What to work on — What you return must match the listing exactly, with every image removed.

════════════════

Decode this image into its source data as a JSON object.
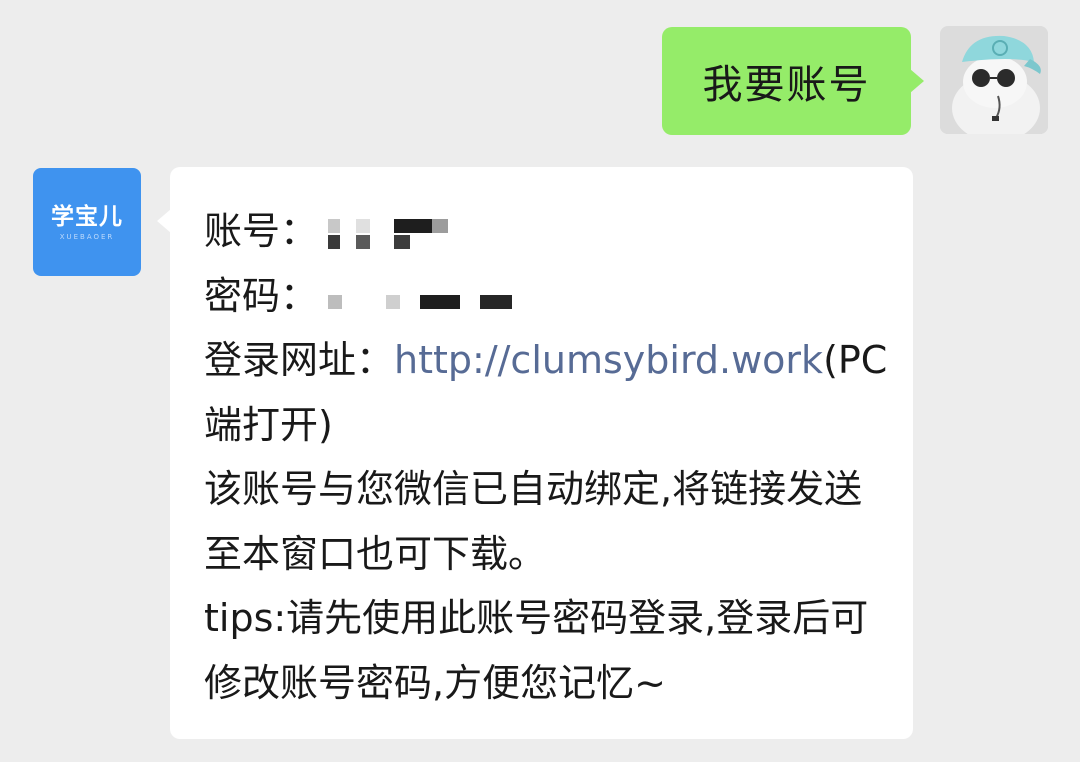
{
  "messages": {
    "outgoing": {
      "text": "我要账号",
      "bubble_color": "#95ec69"
    },
    "incoming": {
      "sender_logo": {
        "main": "学宝儿",
        "sub": "XUEBAOER",
        "color": "#3f93ef"
      },
      "lines": {
        "account_label": "账号：",
        "password_label": "密码：",
        "url_label": "登录网址：",
        "url_link": "http://clumsybird.work",
        "url_note": "(PC 端打开)",
        "bind_notice": "该账号与您微信已自动绑定,将链接发送至本窗口也可下载。",
        "tips": "tips:请先使用此账号密码登录,登录后可修改账号密码,方便您记忆~"
      },
      "link_color": "#576b95"
    }
  },
  "background_color": "#ededed"
}
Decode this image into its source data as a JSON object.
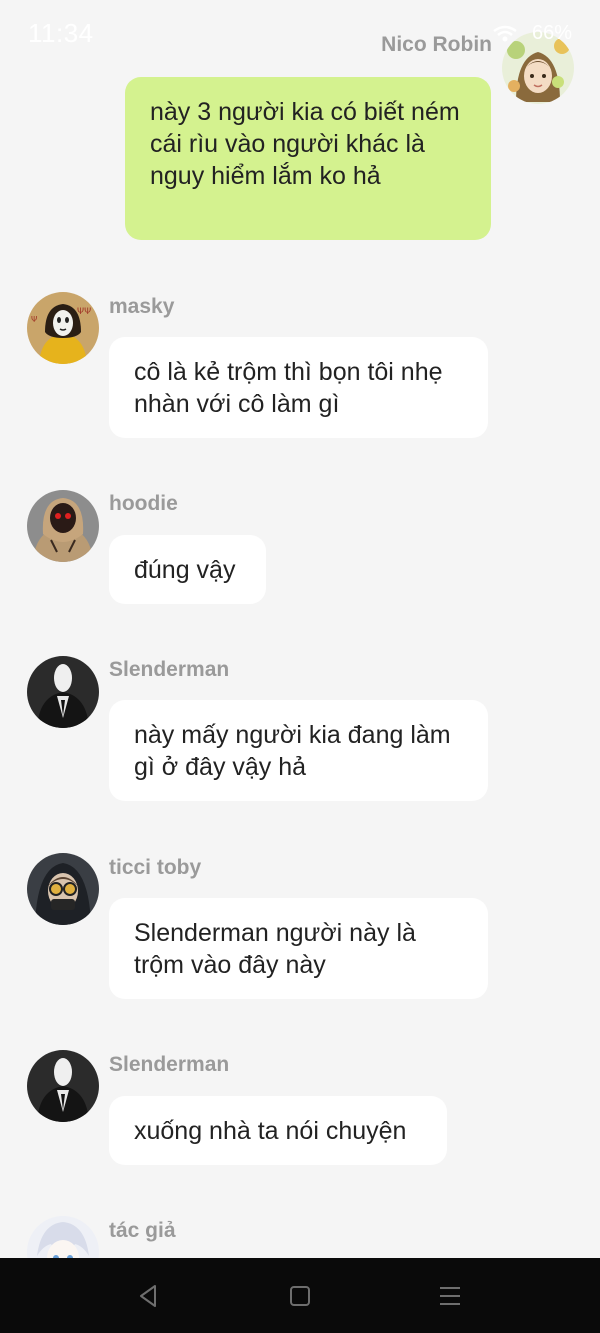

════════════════

Solution for this exercise —
Decode this image into its source data as a JSON object.
{
  "messages": {
    "outgoing": {
      "text": "我要账号",
      "bubble_color": "#95ec69"
    },
    "incoming": {
      "sender_logo": {
        "main": "学宝儿",
        "sub": "XUEBAOER",
        "color": "#3f93ef"
      },
      "lines": {
        "account_label": "账号：",
        "password_label": "密码：",
        "url_label": "登录网址：",
        "url_link": "http://clumsybird.work",
        "url_note": "(PC 端打开)",
        "bind_notice": "该账号与您微信已自动绑定,将链接发送至本窗口也可下载。",
        "tips": "tips:请先使用此账号密码登录,登录后可修改账号密码,方便您记忆~"
      },
      "link_color": "#576b95"
    }
  },
  "background_color": "#ededed"
}
Decode this image into its source data as a JSON object.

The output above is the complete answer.